Activity: Making connections to blues music across generations
The blues is one of the most widely misunderstood genres of music in existence. During its history, the music has stood outside of organized society and established institutions (Evans, 2005). Many people, including African Americans, view the blues as an isolating, depressing commentary on the miseries and misfortunes of a few misguided individuals. Yet blues music, arguably, is just the opposite--a creative form that is uplifting and that promotes positive messages. The blues since its birth a century ago has always been dedicated to offering its listeners commentary on myriad aspects of life ranging from male-female relations and employment status to race relations and spirituality (Spencer, 1993; Evans, 2005). These loci are essential to a musical genre that, concerned with reflecting people's real lives of glory and pain, remains vital in the early-21st century.
Provided here is an example of a curriculum planner, by Pamela Lamar-Dukes, and based on the National Center for History in the Schools standards, that illustrates ways to utilize nonstandard historical content (e.g. textbooks and commercial curricular materials) in ways that engage students and make the content relevant and meaningful. This curriculum planner provides step-by-step instructions for conducting a journey into The Total Blues Experience. The lesson plan also provides activities to help student see the strong connections between the blues and the newer musical genres of rock 'n roll and hip-hop.
Relevant standards addressed by this lesson:
National Center for History in the Schools Standards
5-12 Thinking Standards (http://nchs.ucla.edu/standards/thinking5-12_toc.html)
* Standard 2: Historical Comprehension, D. Evidence historical perspectives.
* Standard 3: Historical Analysis and Interpretation: E. Analyze cause-and-effect relationships and multiple causation, including the importance of the individual, the influence of ideas, and the role of chance. J. Hypothesize the influence of the past.
* Standard 5: Historical Issues-Analysis and decision Making, C. identify relevant historical antecedents.
United States History Standards for Grades 5-12 (http://nchs.ucla.edu/standards/us-standards5-12.html):
* Era 7, Standard 3: How the United States changed from the end of World War 1 to the eve of the Great Depression.
* Era 9, Standard 1: The economic boom and social transformation of postwar United States.

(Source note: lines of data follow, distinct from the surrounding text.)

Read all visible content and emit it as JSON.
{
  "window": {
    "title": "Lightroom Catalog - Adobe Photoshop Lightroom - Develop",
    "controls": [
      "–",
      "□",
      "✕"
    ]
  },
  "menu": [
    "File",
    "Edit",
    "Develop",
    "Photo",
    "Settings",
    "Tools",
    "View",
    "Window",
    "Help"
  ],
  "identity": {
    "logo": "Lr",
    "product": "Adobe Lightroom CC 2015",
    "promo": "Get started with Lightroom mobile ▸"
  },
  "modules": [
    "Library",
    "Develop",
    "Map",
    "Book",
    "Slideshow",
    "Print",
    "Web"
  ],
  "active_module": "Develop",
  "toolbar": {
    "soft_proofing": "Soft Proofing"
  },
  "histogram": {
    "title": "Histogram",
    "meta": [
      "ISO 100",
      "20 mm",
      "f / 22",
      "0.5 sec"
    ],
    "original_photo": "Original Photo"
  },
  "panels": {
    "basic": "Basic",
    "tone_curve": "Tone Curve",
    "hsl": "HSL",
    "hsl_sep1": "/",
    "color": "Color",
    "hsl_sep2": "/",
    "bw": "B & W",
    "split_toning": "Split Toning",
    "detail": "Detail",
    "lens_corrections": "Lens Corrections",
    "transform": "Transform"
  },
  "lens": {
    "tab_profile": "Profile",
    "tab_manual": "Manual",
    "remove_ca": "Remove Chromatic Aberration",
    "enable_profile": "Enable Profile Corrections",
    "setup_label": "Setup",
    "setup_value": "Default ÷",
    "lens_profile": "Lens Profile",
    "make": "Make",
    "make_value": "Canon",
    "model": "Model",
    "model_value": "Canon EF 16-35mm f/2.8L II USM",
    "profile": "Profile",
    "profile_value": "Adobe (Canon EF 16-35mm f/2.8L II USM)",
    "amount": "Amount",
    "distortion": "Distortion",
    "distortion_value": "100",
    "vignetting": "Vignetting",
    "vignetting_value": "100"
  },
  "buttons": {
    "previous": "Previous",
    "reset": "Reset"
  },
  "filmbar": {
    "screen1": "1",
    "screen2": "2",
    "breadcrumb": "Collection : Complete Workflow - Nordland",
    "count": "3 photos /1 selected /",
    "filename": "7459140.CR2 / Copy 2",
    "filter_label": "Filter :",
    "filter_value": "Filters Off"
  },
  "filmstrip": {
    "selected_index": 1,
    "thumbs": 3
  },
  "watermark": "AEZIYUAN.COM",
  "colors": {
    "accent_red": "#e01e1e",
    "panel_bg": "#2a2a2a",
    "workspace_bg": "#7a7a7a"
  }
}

Goal: Students will understand the history and purpose of the blues as one of the most highly influential genres of music in American history.
Objective: The students will identify three historical events leading to the creation and popularity of blues music, after reading three historical accounts of the music.
Duration: This lesson can be completed in one week. The lesson can be conducted at any point during the school year, but may be especially significant during Black History Month as many students may be interested in the history of music and the influence African-Americans have had on its development.
Instructional sequence: The major function of this lesson is to introduce students to a musical form that serves as the foundation for many of the most popular music forms today (e.g., rock and roll and hip-hop). One of the most effective instructional grouping techniques to use for this lesson is cooperative learning. The lesson should proceed in the following manner:
1. The lesson begins with the instructor assigning each individual student to interview two adults to inquire about their musical interests. Students should be allowed to choose the adults, but the instructor should encourage students to find someone 50 or older. This will allow students to gain some insight into the historical events that "shaped" music developed by African-Americans. …